The full listing should be duplicated word for word.

--- Extracted information Enclosed Below ---

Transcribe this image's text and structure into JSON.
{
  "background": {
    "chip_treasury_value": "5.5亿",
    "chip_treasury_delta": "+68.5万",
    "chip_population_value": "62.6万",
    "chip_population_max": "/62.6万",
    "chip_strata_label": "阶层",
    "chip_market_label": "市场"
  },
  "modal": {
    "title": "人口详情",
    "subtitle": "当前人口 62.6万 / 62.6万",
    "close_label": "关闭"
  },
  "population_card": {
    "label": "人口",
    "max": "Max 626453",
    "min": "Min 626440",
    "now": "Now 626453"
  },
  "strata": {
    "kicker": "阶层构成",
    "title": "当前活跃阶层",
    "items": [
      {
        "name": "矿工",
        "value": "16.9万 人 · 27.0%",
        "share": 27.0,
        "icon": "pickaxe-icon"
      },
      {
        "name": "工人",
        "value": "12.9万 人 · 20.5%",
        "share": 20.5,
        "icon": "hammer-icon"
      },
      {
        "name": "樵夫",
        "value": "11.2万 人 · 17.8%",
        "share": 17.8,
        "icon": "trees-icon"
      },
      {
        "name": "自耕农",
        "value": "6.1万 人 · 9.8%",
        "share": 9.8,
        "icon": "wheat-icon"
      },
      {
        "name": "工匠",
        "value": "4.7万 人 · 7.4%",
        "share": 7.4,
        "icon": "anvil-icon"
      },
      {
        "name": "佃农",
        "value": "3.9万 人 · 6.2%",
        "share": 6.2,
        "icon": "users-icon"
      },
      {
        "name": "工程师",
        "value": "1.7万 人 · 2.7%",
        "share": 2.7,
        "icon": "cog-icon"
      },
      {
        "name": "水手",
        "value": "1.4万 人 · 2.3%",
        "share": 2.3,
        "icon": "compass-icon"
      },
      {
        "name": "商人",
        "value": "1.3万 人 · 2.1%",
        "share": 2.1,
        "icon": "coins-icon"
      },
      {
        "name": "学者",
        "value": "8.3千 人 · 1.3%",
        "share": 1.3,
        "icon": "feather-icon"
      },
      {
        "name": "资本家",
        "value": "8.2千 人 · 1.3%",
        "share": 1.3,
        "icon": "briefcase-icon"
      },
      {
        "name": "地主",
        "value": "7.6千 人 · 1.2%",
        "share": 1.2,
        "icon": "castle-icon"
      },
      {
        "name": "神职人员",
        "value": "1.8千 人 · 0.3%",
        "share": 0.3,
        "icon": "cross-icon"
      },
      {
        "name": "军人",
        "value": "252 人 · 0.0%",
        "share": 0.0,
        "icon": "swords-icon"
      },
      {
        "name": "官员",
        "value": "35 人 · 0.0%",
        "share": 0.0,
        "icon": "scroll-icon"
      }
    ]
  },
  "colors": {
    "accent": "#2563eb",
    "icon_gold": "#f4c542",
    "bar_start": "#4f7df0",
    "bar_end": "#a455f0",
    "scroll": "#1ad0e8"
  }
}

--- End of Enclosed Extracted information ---

| Finished task |
Transcribe this image's text and structure into JSON.
{
  "background": {
    "chip_treasury_value": "5.5亿",
    "chip_treasury_delta": "+68.5万",
    "chip_population_value": "62.6万",
    "chip_population_max": "/62.6万",
    "chip_strata_label": "阶层",
    "chip_market_label": "市场"
  },
  "modal": {
    "title": "人口详情",
    "subtitle": "当前人口 62.6万 / 62.6万",
    "close_label": "关闭"
  },
  "population_card": {
    "label": "人口",
    "max": "Max 626453",
    "min": "Min 626440",
    "now": "Now 626453"
  },
  "strata": {
    "kicker": "阶层构成",
    "title": "当前活跃阶层",
    "items": [
      {
        "name": "矿工",
        "value": "16.9万 人 · 27.0%",
        "share": 27.0,
        "icon": "pickaxe-icon"
      },
      {
        "name": "工人",
        "value": "12.9万 人 · 20.5%",
        "share": 20.5,
        "icon": "hammer-icon"
      },
      {
        "name": "樵夫",
        "value": "11.2万 人 · 17.8%",
        "share": 17.8,
        "icon": "trees-icon"
      },
      {
        "name": "自耕农",
        "value": "6.1万 人 · 9.8%",
        "share": 9.8,
        "icon": "wheat-icon"
      },
      {
        "name": "工匠",
        "value": "4.7万 人 · 7.4%",
        "share": 7.4,
        "icon": "anvil-icon"
      },
      {
        "name": "佃农",
        "value": "3.9万 人 · 6.2%",
        "share": 6.2,
        "icon": "users-icon"
      },
      {
        "name": "工程师",
        "value": "1.7万 人 · 2.7%",
        "share": 2.7,
        "icon": "cog-icon"
      },
      {
        "name": "水手",
        "value": "1.4万 人 · 2.3%",
        "share": 2.3,
        "icon": "compass-icon"
      },
      {
        "name": "商人",
        "value": "1.3万 人 · 2.1%",
        "share": 2.1,
        "icon": "coins-icon"
      },
      {
        "name": "学者",
        "value": "8.3千 人 · 1.3%",
        "share": 1.3,
        "icon": "feather-icon"
      },
      {
        "name": "资本家",
        "value": "8.2千 人 · 1.3%",
        "share": 1.3,
        "icon": "briefcase-icon"
      },
      {
        "name": "地主",
        "value": "7.6千 人 · 1.2%",
        "share": 1.2,
        "icon": "castle-icon"
      },
      {
        "name": "神职人员",
        "value": "1.8千 人 · 0.3%",
        "share": 0.3,
        "icon": "cross-icon"
      },
      {
        "name": "军人",
        "value": "252 人 · 0.0%",
        "share": 0.0,
        "icon": "swords-icon"
      },
      {
        "name": "官员",
        "value": "35 人 · 0.0%",
        "share": 0.0,
        "icon": "scroll-icon"
      }
    ]
  },
  "colors": {
    "accent": "#2563eb",
    "icon_gold": "#f4c542",
    "bar_start": "#4f7df0",
    "bar_end": "#a455f0",
    "scroll": "#1ad0e8"
  }
}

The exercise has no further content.